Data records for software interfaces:
- Opening Delimiter -

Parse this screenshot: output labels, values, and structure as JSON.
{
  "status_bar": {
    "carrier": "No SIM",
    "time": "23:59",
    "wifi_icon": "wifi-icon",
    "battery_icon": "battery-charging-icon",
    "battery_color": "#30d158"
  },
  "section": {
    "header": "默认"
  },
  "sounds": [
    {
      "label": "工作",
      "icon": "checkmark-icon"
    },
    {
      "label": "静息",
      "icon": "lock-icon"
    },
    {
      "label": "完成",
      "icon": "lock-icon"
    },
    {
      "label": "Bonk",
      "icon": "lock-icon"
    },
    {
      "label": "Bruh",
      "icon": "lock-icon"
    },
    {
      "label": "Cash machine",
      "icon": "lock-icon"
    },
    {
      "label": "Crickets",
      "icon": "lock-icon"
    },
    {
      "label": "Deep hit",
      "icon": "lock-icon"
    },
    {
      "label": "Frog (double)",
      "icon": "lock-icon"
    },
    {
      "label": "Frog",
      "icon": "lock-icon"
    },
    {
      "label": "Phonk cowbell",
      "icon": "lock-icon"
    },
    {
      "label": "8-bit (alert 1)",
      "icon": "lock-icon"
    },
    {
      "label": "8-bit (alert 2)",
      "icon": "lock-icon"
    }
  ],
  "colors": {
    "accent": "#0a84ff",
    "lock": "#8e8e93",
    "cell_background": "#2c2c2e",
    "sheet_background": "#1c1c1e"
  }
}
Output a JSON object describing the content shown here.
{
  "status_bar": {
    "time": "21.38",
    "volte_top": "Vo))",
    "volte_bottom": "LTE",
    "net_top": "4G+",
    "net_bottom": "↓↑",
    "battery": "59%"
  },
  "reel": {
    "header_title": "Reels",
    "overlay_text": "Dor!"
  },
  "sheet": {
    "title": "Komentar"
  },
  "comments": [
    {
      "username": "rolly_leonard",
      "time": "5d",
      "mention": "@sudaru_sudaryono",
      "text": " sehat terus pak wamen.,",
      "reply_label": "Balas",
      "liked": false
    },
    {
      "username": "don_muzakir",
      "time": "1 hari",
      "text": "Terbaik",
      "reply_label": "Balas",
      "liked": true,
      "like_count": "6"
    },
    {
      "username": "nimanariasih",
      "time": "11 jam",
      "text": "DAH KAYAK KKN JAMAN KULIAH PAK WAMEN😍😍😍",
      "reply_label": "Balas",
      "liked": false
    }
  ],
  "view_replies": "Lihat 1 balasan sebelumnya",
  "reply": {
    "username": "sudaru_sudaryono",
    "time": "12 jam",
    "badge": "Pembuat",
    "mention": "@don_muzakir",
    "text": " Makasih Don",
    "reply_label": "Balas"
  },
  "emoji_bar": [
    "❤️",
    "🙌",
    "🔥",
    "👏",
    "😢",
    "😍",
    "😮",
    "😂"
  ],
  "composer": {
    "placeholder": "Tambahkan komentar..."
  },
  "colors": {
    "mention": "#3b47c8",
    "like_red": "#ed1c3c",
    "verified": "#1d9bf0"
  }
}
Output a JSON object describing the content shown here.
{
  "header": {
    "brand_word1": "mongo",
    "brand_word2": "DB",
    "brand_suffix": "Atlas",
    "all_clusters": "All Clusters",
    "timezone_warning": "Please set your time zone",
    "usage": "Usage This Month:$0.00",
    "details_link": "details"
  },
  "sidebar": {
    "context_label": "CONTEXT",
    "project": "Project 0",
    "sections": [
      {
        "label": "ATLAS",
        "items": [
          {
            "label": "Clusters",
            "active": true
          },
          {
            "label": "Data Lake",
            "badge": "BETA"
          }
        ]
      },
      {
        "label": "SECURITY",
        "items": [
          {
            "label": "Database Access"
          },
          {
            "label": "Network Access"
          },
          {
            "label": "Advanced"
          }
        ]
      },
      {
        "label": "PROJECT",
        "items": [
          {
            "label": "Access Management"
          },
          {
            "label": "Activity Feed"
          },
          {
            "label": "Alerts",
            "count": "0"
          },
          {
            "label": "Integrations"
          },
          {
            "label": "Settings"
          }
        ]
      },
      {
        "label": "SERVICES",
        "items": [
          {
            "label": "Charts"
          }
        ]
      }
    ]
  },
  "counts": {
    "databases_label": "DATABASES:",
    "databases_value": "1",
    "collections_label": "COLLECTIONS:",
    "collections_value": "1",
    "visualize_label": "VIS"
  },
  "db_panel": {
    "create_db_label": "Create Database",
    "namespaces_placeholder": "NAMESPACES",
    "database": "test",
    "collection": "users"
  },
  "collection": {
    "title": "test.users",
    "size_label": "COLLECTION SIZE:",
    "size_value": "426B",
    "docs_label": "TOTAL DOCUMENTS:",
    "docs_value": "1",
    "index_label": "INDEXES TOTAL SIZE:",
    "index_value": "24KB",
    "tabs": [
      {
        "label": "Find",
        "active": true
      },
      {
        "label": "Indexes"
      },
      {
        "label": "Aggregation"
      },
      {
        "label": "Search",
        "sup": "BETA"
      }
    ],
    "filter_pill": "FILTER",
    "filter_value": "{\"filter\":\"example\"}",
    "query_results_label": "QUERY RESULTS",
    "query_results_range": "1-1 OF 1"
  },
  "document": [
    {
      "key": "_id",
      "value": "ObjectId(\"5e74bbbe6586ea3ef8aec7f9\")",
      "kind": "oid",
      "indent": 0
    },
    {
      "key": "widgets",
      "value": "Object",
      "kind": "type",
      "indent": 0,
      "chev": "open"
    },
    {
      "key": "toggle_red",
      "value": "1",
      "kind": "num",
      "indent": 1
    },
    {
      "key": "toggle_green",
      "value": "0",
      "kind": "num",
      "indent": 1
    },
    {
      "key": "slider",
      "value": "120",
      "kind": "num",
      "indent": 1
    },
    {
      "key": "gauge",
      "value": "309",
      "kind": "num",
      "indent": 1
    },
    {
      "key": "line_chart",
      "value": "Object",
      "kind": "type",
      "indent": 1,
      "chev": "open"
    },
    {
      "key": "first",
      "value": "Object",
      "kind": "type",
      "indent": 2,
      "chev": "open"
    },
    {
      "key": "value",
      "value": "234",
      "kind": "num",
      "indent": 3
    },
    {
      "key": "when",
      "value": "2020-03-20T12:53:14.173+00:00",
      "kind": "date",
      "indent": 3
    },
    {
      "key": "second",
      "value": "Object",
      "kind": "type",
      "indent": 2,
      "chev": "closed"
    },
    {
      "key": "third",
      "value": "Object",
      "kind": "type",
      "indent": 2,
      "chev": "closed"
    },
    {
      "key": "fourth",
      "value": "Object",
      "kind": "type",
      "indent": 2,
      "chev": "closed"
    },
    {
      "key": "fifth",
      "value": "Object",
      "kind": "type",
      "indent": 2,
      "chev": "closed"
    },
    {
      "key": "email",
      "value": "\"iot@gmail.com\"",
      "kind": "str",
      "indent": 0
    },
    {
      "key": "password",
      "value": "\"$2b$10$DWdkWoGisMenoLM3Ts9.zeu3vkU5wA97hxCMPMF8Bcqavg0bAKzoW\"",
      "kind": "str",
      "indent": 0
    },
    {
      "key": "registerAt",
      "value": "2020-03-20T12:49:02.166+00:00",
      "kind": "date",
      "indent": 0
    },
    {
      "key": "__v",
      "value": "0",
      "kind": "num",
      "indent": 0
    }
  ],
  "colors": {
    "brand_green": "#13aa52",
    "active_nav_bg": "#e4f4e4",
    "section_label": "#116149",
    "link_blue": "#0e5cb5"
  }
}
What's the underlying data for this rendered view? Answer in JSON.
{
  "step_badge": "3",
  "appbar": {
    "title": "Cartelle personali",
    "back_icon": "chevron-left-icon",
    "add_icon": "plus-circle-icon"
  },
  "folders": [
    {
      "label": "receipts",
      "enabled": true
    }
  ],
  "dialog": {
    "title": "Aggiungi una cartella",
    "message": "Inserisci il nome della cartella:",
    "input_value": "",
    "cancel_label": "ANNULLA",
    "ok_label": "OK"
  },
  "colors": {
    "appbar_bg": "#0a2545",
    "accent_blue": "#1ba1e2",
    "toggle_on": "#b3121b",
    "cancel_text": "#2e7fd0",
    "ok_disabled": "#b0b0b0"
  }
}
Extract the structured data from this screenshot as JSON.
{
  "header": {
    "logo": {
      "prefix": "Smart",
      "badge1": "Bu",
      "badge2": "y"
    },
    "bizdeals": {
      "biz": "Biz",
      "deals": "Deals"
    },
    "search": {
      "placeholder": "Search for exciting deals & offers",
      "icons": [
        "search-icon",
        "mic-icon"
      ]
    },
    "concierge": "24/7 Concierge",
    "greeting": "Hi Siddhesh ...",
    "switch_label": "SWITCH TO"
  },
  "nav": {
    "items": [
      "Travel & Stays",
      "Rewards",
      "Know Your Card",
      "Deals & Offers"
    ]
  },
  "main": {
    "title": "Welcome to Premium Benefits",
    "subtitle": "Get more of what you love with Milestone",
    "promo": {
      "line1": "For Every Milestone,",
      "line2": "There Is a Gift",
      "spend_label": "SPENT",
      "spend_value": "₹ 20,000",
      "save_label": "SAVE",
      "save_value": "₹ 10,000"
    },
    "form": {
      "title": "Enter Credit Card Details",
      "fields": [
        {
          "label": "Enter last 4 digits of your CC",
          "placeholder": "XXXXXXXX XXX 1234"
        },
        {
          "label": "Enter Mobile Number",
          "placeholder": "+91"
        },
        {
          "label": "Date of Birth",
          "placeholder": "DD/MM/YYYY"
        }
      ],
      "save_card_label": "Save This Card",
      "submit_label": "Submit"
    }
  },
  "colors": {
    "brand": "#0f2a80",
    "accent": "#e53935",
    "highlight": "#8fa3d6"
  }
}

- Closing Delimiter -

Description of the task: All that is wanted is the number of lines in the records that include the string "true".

Response area: 4